Meat is considered to be telomere friendly, however it needs not to be processed and overcooking and burning create sugars which are bad from a glycaemic control perspective. As a rule, it’s always best to remember more water and less heat when cooking. I was a bit taken aback to read that I should be having sea vegetables as I had no idea what they would be! However, nori, the covering of sushi is a sea vegetable exceptionally high in protein and vitamin A so I have now started having sushi for lunch on occasion.
Finally, on the top 20 list of telomere-friendly food is kale which is the richest of all leafy vegetables. The calcium in kale is thought to be more easily absorbed than the calcium in milk. I picked up a wonderful smoothie in Tesco with kale, banana and apple – keep an eye on the sugar content though.
So far I’ve not been losing a lot of weight with these dietary changes as they are focused on healthier eating rather than calorific value. I am coping with the supplements which are there to work on oxidation, glycation, inflammation and abnormal methylation. As I continue I expect the effects to become more noticeable.
Can we reverse the damage?
Simply, yes. Current studies over 5 years show a 5% improvement when changes are made.
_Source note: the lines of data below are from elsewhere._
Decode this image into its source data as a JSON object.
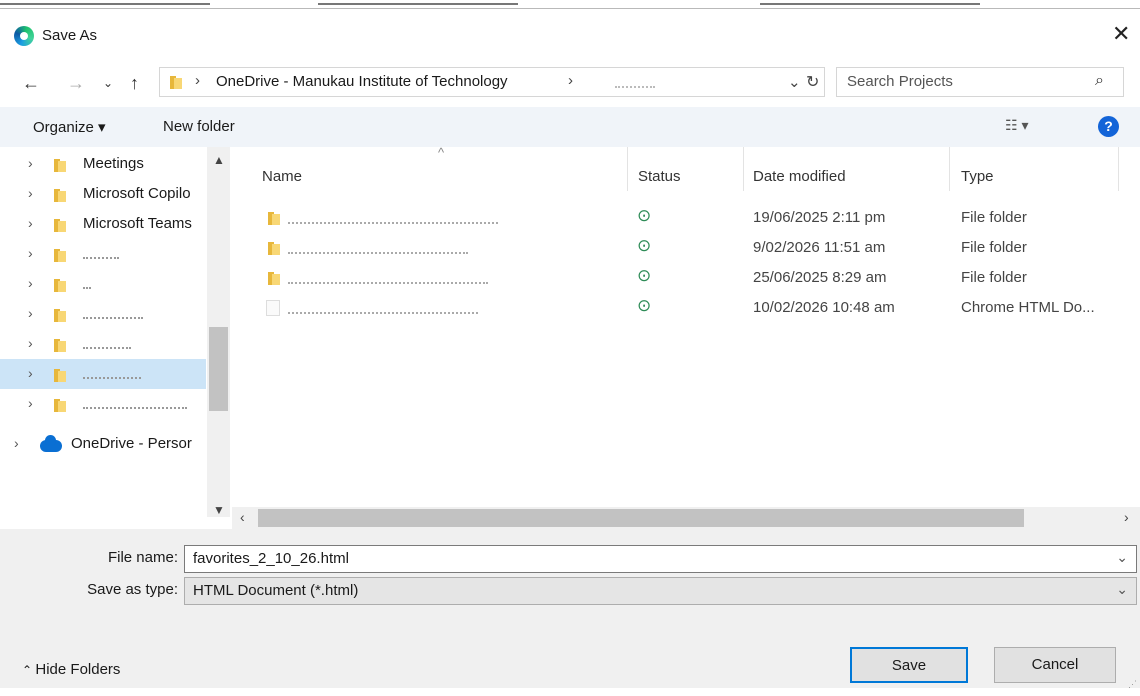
{
  "window": {
    "title": "Save As"
  },
  "address": {
    "breadcrumb": "OneDrive - Manukau Institute of Technology",
    "search_placeholder": "Search Projects"
  },
  "toolbar": {
    "organize": "Organize ▾",
    "new_folder": "New folder"
  },
  "nav": {
    "items": [
      {
        "label": "Meetings"
      },
      {
        "label": "Microsoft Copilo"
      },
      {
        "label": "Microsoft Teams"
      },
      {
        "label": ""
      },
      {
        "label": ""
      },
      {
        "label": ""
      },
      {
        "label": ""
      },
      {
        "label": ""
      },
      {
        "label": ""
      }
    ],
    "onedrive_personal": "OneDrive - Persor"
  },
  "columns": {
    "name": "Name",
    "status": "Status",
    "date_modified": "Date modified",
    "type": "Type"
  },
  "files": [
    {
      "name": "",
      "status": "synced",
      "date": "19/06/2025 2:11 pm",
      "type": "File folder"
    },
    {
      "name": "",
      "status": "synced",
      "date": "9/02/2026 11:51 am",
      "type": "File folder"
    },
    {
      "name": "",
      "status": "synced",
      "date": "25/06/2025 8:29 am",
      "type": "File folder"
    },
    {
      "name": "",
      "status": "synced",
      "date": "10/02/2026 10:48 am",
      "type": "Chrome HTML Do..."
    }
  ],
  "form": {
    "file_name_label": "File name:",
    "file_name_value": "favorites_2_10_26.html",
    "save_type_label": "Save as type:",
    "save_type_value": "HTML Document (*.html)"
  },
  "footer": {
    "hide_folders": "Hide Folders",
    "save": "Save",
    "cancel": "Cancel"
  },
  "colors": {
    "accent": "#0078d7",
    "selection": "#cce4f7",
    "toolbar_bg": "#f0f4f9"
  }
}
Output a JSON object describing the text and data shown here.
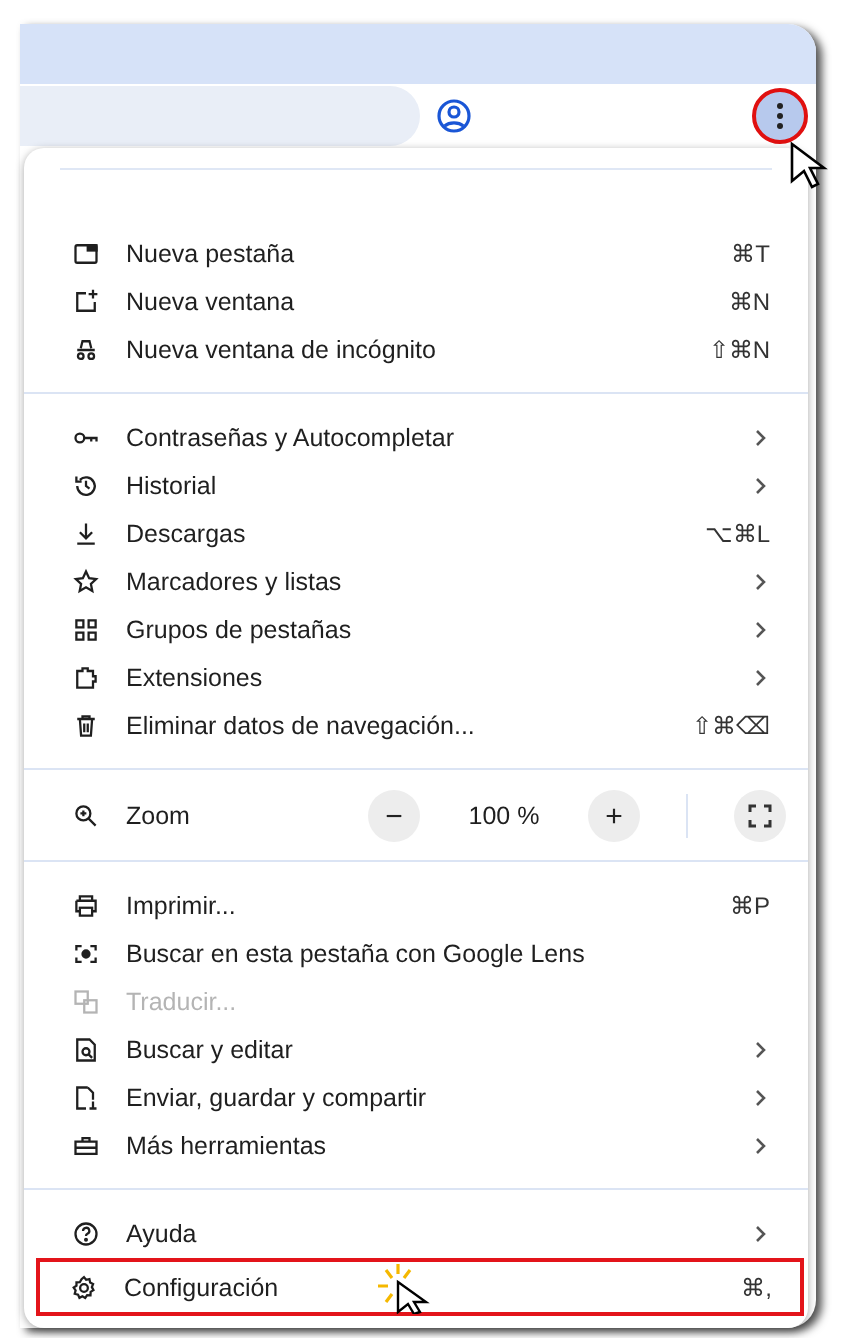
{
  "toolbar": {
    "menu_button": {
      "highlighted": true
    }
  },
  "menu": {
    "sections": [
      {
        "kind": "items",
        "items": [
          {
            "label": "Nueva pestaña",
            "shortcut": "⌘T",
            "submenu": false,
            "disabled": false,
            "highlighted": false
          },
          {
            "label": "Nueva ventana",
            "shortcut": "⌘N",
            "submenu": false,
            "disabled": false,
            "highlighted": false
          },
          {
            "label": "Nueva ventana de incógnito",
            "shortcut": "⇧⌘N",
            "submenu": false,
            "disabled": false,
            "highlighted": false
          }
        ]
      },
      {
        "kind": "items",
        "items": [
          {
            "label": "Contraseñas y Autocompletar",
            "submenu": true,
            "disabled": false,
            "highlighted": false
          },
          {
            "label": "Historial",
            "submenu": true,
            "disabled": false,
            "highlighted": false
          },
          {
            "label": "Descargas",
            "shortcut": "⌥⌘L",
            "submenu": false,
            "disabled": false,
            "highlighted": false
          },
          {
            "label": "Marcadores y listas",
            "submenu": true,
            "disabled": false,
            "highlighted": false
          },
          {
            "label": "Grupos de pestañas",
            "submenu": true,
            "disabled": false,
            "highlighted": false
          },
          {
            "label": "Extensiones",
            "submenu": true,
            "disabled": false,
            "highlighted": false
          },
          {
            "label": "Eliminar datos de navegación...",
            "shortcut": "⇧⌘⌫",
            "submenu": false,
            "disabled": false,
            "highlighted": false
          }
        ]
      },
      {
        "kind": "zoom",
        "label": "Zoom",
        "value": "100 %",
        "minus": "−",
        "plus": "+"
      },
      {
        "kind": "items",
        "items": [
          {
            "label": "Imprimir...",
            "shortcut": "⌘P",
            "submenu": false,
            "disabled": false,
            "highlighted": false
          },
          {
            "label": "Buscar en esta pestaña con Google Lens",
            "submenu": false,
            "disabled": false,
            "highlighted": false
          },
          {
            "label": "Traducir...",
            "submenu": false,
            "disabled": true,
            "highlighted": false
          },
          {
            "label": "Buscar y editar",
            "submenu": true,
            "disabled": false,
            "highlighted": false
          },
          {
            "label": "Enviar, guardar y compartir",
            "submenu": true,
            "disabled": false,
            "highlighted": false
          },
          {
            "label": "Más herramientas",
            "submenu": true,
            "disabled": false,
            "highlighted": false
          }
        ]
      },
      {
        "kind": "items",
        "items": [
          {
            "label": "Ayuda",
            "submenu": true,
            "disabled": false,
            "highlighted": false
          },
          {
            "label": "Configuración",
            "shortcut": "⌘,",
            "submenu": false,
            "disabled": false,
            "highlighted": true
          }
        ]
      }
    ]
  }
}
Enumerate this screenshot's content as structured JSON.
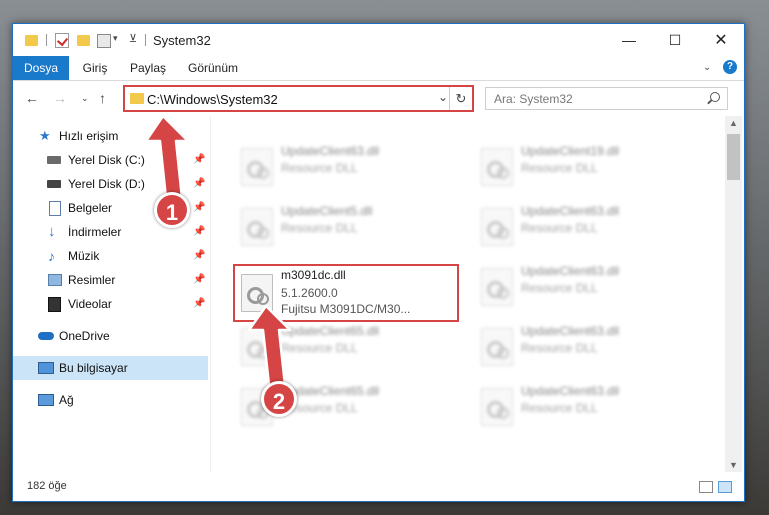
{
  "window": {
    "title": "System32"
  },
  "ribbon": {
    "tabs": [
      {
        "label": "Dosya",
        "active": true
      },
      {
        "label": "Giriş",
        "active": false
      },
      {
        "label": "Paylaş",
        "active": false
      },
      {
        "label": "Görünüm",
        "active": false
      }
    ],
    "help": "?"
  },
  "address": {
    "path": "C:\\Windows\\System32",
    "search_placeholder": "Ara: System32"
  },
  "sidebar": {
    "items": [
      {
        "label": "Hızlı erişim",
        "icon": "star-icon",
        "pinned": false
      },
      {
        "label": "Yerel Disk (C:)",
        "icon": "drive-icon",
        "pinned": true
      },
      {
        "label": "Yerel Disk (D:)",
        "icon": "drive-icon",
        "pinned": true
      },
      {
        "label": "Belgeler",
        "icon": "documents-icon",
        "pinned": true
      },
      {
        "label": "İndirmeler",
        "icon": "download-icon",
        "pinned": true
      },
      {
        "label": "Müzik",
        "icon": "music-icon",
        "pinned": true
      },
      {
        "label": "Resimler",
        "icon": "pictures-icon",
        "pinned": true
      },
      {
        "label": "Videolar",
        "icon": "videos-icon",
        "pinned": true
      },
      {
        "label": "OneDrive",
        "icon": "cloud-icon",
        "pinned": false
      },
      {
        "label": "Bu bilgisayar",
        "icon": "computer-icon",
        "pinned": false,
        "selected": true
      },
      {
        "label": "Ağ",
        "icon": "network-icon",
        "pinned": false
      }
    ]
  },
  "files": [
    {
      "name": "UpdateClient63.dll",
      "type": "Resource DLL"
    },
    {
      "name": "UpdateClient19.dll",
      "type": "Resource DLL"
    },
    {
      "name": "UpdateClient5.dll",
      "type": "Resource DLL"
    },
    {
      "name": "UpdateClient63.dll",
      "type": "Resource DLL"
    },
    {
      "name": "m3091dc.dll",
      "version": "5.1.2600.0",
      "description": "Fujitsu M3091DC/M30...",
      "highlighted": true
    },
    {
      "name": "UpdateClient63.dll",
      "type": "Resource DLL"
    },
    {
      "name": "UpdateClient65.dll",
      "type": "Resource DLL"
    },
    {
      "name": "UpdateClient63.dll",
      "type": "Resource DLL"
    },
    {
      "name": "UpdateClient65.dll",
      "type": "Resource DLL"
    },
    {
      "name": "UpdateClient63.dll",
      "type": "Resource DLL"
    }
  ],
  "status": {
    "count": "182 öğe"
  },
  "annotations": {
    "step1": "1",
    "step2": "2"
  },
  "colors": {
    "accent": "#1979ca",
    "annotation": "#d64545",
    "selection": "#cce4f7"
  }
}
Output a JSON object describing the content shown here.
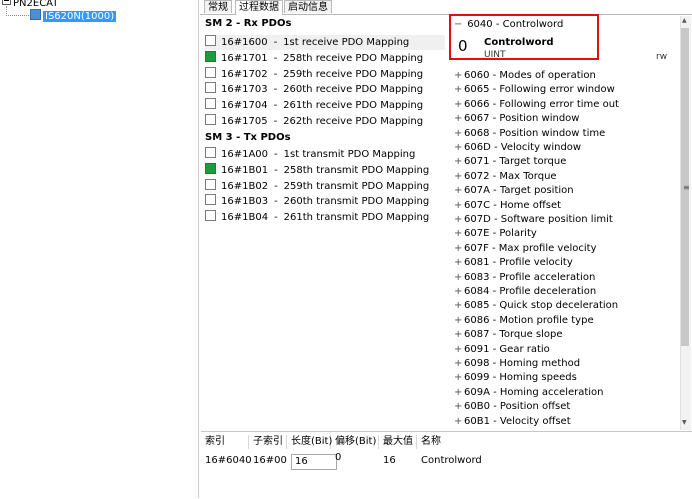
{
  "tree": {
    "root_label": "PN2ECAT",
    "device_label": "IS620N(1000)"
  },
  "tabs": [
    {
      "label": "常规"
    },
    {
      "label": "过程数据"
    },
    {
      "label": "启动信息"
    }
  ],
  "rx": {
    "header": "SM 2 - Rx PDOs",
    "items": [
      {
        "index": "16#1600",
        "sep": "-",
        "name": "1st receive PDO Mapping",
        "checked": false
      },
      {
        "index": "16#1701",
        "sep": "-",
        "name": "258th receive PDO Mapping",
        "checked": true
      },
      {
        "index": "16#1702",
        "sep": "-",
        "name": "259th receive PDO Mapping",
        "checked": false
      },
      {
        "index": "16#1703",
        "sep": "-",
        "name": "260th receive PDO Mapping",
        "checked": false
      },
      {
        "index": "16#1704",
        "sep": "-",
        "name": "261th receive PDO Mapping",
        "checked": false
      },
      {
        "index": "16#1705",
        "sep": "-",
        "name": "262th receive PDO Mapping",
        "checked": false
      }
    ]
  },
  "tx": {
    "header": "SM 3 - Tx PDOs",
    "items": [
      {
        "index": "16#1A00",
        "sep": "-",
        "name": "1st transmit PDO Mapping",
        "checked": false
      },
      {
        "index": "16#1B01",
        "sep": "-",
        "name": "258th transmit PDO Mapping",
        "checked": true
      },
      {
        "index": "16#1B02",
        "sep": "-",
        "name": "259th transmit PDO Mapping",
        "checked": false
      },
      {
        "index": "16#1B03",
        "sep": "-",
        "name": "260th transmit PDO Mapping",
        "checked": false
      },
      {
        "index": "16#1B04",
        "sep": "-",
        "name": "261th transmit PDO Mapping",
        "checked": false
      }
    ]
  },
  "objects": {
    "expanded": {
      "sign": "−",
      "label": "6040 - Controlword",
      "value": "0",
      "name": "Controlword",
      "type": "UINT",
      "access": "rw"
    },
    "items": [
      {
        "sign": "+",
        "label": "6060 - Modes of operation"
      },
      {
        "sign": "+",
        "label": "6065 - Following error window"
      },
      {
        "sign": "+",
        "label": "6066 - Following error time out"
      },
      {
        "sign": "+",
        "label": "6067 - Position window"
      },
      {
        "sign": "+",
        "label": "6068 - Position window time"
      },
      {
        "sign": "+",
        "label": "606D - Velocity window"
      },
      {
        "sign": "+",
        "label": "6071 - Target torque"
      },
      {
        "sign": "+",
        "label": "6072 - Max Torque"
      },
      {
        "sign": "+",
        "label": "607A - Target position"
      },
      {
        "sign": "+",
        "label": "607C - Home offset"
      },
      {
        "sign": "+",
        "label": "607D - Software position limit"
      },
      {
        "sign": "+",
        "label": "607E - Polarity"
      },
      {
        "sign": "+",
        "label": "607F - Max profile velocity"
      },
      {
        "sign": "+",
        "label": "6081 - Profile velocity"
      },
      {
        "sign": "+",
        "label": "6083 - Profile acceleration"
      },
      {
        "sign": "+",
        "label": "6084 - Profile deceleration"
      },
      {
        "sign": "+",
        "label": "6085 - Quick stop deceleration"
      },
      {
        "sign": "+",
        "label": "6086 - Motion profile type"
      },
      {
        "sign": "+",
        "label": "6087 - Torque slope"
      },
      {
        "sign": "+",
        "label": "6091 - Gear ratio"
      },
      {
        "sign": "+",
        "label": "6098 - Homing method"
      },
      {
        "sign": "+",
        "label": "6099 - Homing speeds"
      },
      {
        "sign": "+",
        "label": "609A - Homing acceleration"
      },
      {
        "sign": "+",
        "label": "60B0 - Position offset"
      },
      {
        "sign": "+",
        "label": "60B1 - Velocity offset"
      }
    ]
  },
  "table": {
    "headers": [
      "索引",
      "子索引",
      "长度(Bit)",
      "偏移(Bit)",
      "最大值",
      "名称"
    ],
    "row": [
      "16#6040",
      "16#00",
      "16",
      "0",
      "16",
      "Controlword"
    ]
  },
  "colors": {
    "highlight_border": "#e01010",
    "checked_box": "#1e9c3c",
    "tree_selected": "#3399ff"
  }
}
As important is its function in preventing serious illness. We are now studying telomeres annually as an early identifier of impending disease, in particular, shortened telomeres have been identified as an independent risk factor for detecting early breast cancer.
Contact us if you would like to discuss the test in more detail or to arrange an appointment.
Healthy-Aging Medical - £450
- Pre-test consultation and blood draw
- Online lifestyle questionnaire
- Telomere analysis (up to 4 weeks for results)
- Post-results consultation and lifestyle planning
Healthy-Aging Progress Medical £400
Optional follow-up testing if required after 9-12 months
Healthy-Aging Medical Package £800
Includes Initial medical and follow-up testing at a reduced rate.